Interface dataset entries

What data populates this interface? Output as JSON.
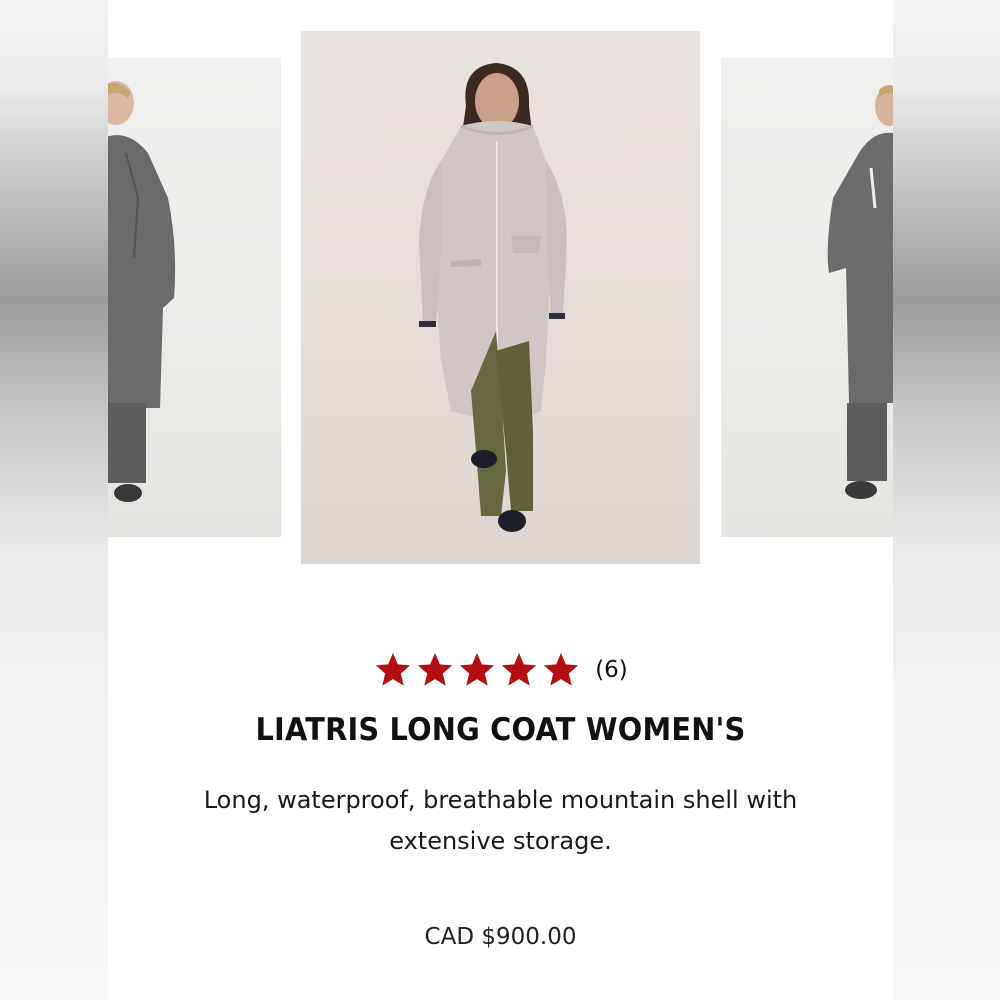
{
  "product": {
    "rating": {
      "stars": 5,
      "max_stars": 5,
      "count_label": "(6)"
    },
    "title": "LIATRIS LONG COAT WOMEN'S",
    "description": "Long, waterproof, breathable mountain shell with extensive storage.",
    "price": "CAD $900.00"
  },
  "gallery": {
    "images": [
      {
        "name": "left-model-photo",
        "subject": "model in grey long coat"
      },
      {
        "name": "main-model-photo",
        "subject": "model in light grey long coat with olive pants"
      },
      {
        "name": "right-model-photo",
        "subject": "model in grey long coat"
      }
    ]
  },
  "colors": {
    "star": "#b40f12",
    "text": "#111111"
  }
}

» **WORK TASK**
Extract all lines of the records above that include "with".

» **ANSWER TO THIS PROBLEM**
    "description": "Long, waterproof, breathable mountain shell with extensive storage.",
        "subject": "model in light grey long coat with olive pants"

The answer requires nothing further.